For storing, keep the cured potatoes in a cool, dark, and well-ventilated place. Ideal storage temperatures are between 45°F and 55°F. Avoid storing potatoes in the refrigerator, as cold temperatures can convert their starches into sugars, affecting the flavor. Properly stored potatoes can last several months.

Troubleshooting Common Potato Growing Issues

Growing potatoes in Florida can sometimes present challenges. One common issue is the development of fungal diseases, exacerbated by high humidity and rainfall. Regularly rotate your potato crops and avoid overhead watering to minimize these risks. If pests like aphids or Colorado potato beetles are a problem, consider using insecticidal soaps or neem oil for an organic approach. Also, practice good garden hygiene by removing plant debris and weeds, which can harbor pests.

See also  What to Plant with Hostas?

In case of poor yields, this could be due to a variety of factors including inadequate watering, insufficient fertilization, or planting at the wrong time. Ensure that you are following the recommended practices for soil preparation, watering, and fertilizing.
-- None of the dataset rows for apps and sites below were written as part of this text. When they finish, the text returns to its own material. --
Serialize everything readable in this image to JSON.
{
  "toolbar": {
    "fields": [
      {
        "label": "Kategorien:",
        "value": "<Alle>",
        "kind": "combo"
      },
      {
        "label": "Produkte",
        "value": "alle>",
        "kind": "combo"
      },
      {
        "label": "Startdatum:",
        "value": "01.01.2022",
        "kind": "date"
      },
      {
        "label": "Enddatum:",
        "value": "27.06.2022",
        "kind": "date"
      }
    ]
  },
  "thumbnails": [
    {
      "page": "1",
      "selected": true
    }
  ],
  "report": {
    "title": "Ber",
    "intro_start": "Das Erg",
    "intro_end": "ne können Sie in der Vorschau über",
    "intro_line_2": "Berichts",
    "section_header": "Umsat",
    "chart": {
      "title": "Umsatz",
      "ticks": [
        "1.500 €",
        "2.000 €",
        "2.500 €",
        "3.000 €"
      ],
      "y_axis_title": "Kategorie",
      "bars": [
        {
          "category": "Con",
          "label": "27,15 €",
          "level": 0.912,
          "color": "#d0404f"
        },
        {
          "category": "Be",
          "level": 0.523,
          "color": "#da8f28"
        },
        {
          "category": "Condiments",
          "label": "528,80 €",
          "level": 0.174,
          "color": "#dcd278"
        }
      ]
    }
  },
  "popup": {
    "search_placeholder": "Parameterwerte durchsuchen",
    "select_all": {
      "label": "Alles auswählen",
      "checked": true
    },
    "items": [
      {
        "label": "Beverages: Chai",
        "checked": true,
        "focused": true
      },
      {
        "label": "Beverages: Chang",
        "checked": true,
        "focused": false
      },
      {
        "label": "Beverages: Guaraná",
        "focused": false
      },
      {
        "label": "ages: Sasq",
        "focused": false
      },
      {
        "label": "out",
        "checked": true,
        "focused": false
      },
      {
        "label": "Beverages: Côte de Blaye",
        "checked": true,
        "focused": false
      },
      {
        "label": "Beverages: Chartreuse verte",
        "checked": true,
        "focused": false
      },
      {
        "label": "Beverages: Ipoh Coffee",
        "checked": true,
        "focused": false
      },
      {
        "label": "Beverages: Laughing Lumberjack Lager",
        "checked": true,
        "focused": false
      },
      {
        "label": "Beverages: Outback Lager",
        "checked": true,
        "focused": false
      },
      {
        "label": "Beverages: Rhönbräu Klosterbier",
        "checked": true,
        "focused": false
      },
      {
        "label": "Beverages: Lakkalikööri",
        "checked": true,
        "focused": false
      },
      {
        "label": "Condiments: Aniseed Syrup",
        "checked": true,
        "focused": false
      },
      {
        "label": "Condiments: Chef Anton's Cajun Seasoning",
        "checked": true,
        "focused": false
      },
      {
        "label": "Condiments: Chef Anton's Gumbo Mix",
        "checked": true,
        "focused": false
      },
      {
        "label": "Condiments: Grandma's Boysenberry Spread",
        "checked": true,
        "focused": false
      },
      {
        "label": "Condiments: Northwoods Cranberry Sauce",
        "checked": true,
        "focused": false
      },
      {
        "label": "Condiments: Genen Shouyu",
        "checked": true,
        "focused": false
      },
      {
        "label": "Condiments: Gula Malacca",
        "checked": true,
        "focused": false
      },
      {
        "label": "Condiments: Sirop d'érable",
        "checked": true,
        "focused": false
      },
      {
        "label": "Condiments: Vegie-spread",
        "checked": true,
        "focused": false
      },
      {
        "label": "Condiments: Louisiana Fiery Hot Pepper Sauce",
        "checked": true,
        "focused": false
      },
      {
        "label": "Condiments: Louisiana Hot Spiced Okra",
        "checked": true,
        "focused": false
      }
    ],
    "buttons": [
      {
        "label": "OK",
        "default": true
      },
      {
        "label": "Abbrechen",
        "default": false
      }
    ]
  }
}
Also, choosing the right potato variety for Florida’s climate is crucial for a successful harvest.

Conclusion

Planting potatoes in Florida can be a rewarding endeavor, yielding a valuable and versatile crop. By understanding the optimal planting times, preparing your soil correctly, and providing consistent care and maintenance, you can successfully grow potatoes in the Sunshine State. Whether you are a seasoned gardener or a beginner, growing potatoes offers an opportunity to enjoy fresh, home-grown produce from your garden. Remember, gardening is a journey of learning and discovery, so enjoy the process and the fruits of your labor. Happy gardening!

About the author

Victoria Nelson

Victoria Nelson is a passionate gardener with over a decade of experience in horticulture and sustainable gardening practices. With a degree in Horticulture, she has a deep understanding of plants, garden design, and eco-friendly gardening techniques. Victoria aims to inspire and educate gardeners of all skill levels through her engaging articles, offering practical advice drawn from her own experiences. She believes in creating beautiful, biodiverse gardens that support local wildlife. When not writing or gardening, Victoria enjoys exploring new gardens and connecting with the gardening community. Her enthusiasm for gardening is infectious, making her a cherished source of knowledge and inspiration.

View all posts